From the very beginning of his silent career through classics such as "Rear Window" (1954) and "Psycho" (1960), Alfred Hitchcock gave viewers a unique experience in film: frightening, thrilling, melodramatic and comic, sometimes all at the same time.
Born in 1899, Hitchcock got his start in the movies in 1919 by illustrating title cards for Paramount's Famous Players-Lasky Studios in London. By 1922, he had risen to assistant director. That year, he directed an uncompleted film called "Number 13," also known as "Mrs. Peabody."
In 1925, he directed his first completed work, "The Pleasure Garden," a British-German production shot in Berlin.
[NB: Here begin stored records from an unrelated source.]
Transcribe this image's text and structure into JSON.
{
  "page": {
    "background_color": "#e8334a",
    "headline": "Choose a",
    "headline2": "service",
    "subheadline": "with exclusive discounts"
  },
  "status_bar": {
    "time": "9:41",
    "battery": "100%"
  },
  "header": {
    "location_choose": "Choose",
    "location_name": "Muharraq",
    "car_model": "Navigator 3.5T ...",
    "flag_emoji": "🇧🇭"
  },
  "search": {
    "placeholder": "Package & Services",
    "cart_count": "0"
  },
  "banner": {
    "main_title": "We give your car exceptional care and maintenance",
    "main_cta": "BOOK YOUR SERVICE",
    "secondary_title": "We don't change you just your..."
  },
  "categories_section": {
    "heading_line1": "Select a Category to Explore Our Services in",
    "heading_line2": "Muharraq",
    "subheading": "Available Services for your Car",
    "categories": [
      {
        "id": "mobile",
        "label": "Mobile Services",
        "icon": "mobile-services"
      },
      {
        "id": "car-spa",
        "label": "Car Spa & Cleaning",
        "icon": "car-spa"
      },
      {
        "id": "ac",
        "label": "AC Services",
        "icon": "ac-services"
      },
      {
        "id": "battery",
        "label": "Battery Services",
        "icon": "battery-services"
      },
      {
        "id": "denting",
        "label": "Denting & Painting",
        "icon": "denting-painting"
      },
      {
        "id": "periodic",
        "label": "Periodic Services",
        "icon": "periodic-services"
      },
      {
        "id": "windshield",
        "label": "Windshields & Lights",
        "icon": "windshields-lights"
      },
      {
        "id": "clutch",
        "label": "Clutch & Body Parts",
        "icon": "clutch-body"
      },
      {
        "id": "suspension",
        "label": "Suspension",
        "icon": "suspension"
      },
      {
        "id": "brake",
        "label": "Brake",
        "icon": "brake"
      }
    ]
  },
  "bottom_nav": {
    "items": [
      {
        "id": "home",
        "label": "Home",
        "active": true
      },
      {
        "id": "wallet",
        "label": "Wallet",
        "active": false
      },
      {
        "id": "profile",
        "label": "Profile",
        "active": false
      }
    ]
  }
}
While in Germany, he worked as assistant director at the UFA studio — the hotbed of the Expressionistic style of cinema; this visual style of filmmaking influenced his entire career.
He was already one of the premier directors in Britain, with credits including "The 39 Steps" (1935) and "The Lady Vanishes" (1938), when he came to America to make "Rebecca" (1940). It garnered the Academy Award for best picture, the only Oscar win of his career. Hitchcock, known as "The Master of Suspense," never won for his direction, but in 1968 he received the Academy's Irving G. Thalberg Award for his body of work.
That legacy includes pillars of the thriller genre, casting a shadow over those that came after — "Spellbound" (1945), "Notorious" (1946), "Rope" (1948), "Strangers on a Train" (1951), "Dial M for Murder" (1954), "To Catch a Thief" (1955), "Vertigo" (1958), "North by Northwest" (1959) and "The Birds" (1963).
Then, after he had been scaring the wits out of moviegoers for nearly 30 years, Hitchcock said he "brought murder back into the living room—where it belongs." He became host, executive producer and occasional director of the 1955-65 anthology series "Alfred Hitchcock Presents," which aired on CBS and then moved to NBC (in its last three years expanded to an hour, retitled "The Alfred Hitchcock Hour"). As host, he'd open and close the show with wry comments about the episode or the sponsor, and the acclaimed director thus became a TV star.
But his rotund figure, double chin and pursed lips — in silhouette, the symbol of his television show — were already familiar to moviegoers, thanks to his trademark cameos in every picture. He even appeared in the castaway drama "Lifeboat" (1944), in a weight-loss ad in a floating newspaper.
Hitchcock, imitated by many directors who followed, once wrote that he emulated Edgar Allen Poe, and what the macabre author "put in his tales: a completely unbelievable story told to the readers with such a spellbinding logic that you get the impression the same thing could happen to you tomorrow."
Susan King in the Los Angeles Times
|1954||Best Director||Rear Window||Nomination|
|1967||Irving G. Thalberg Memorial Award||Win|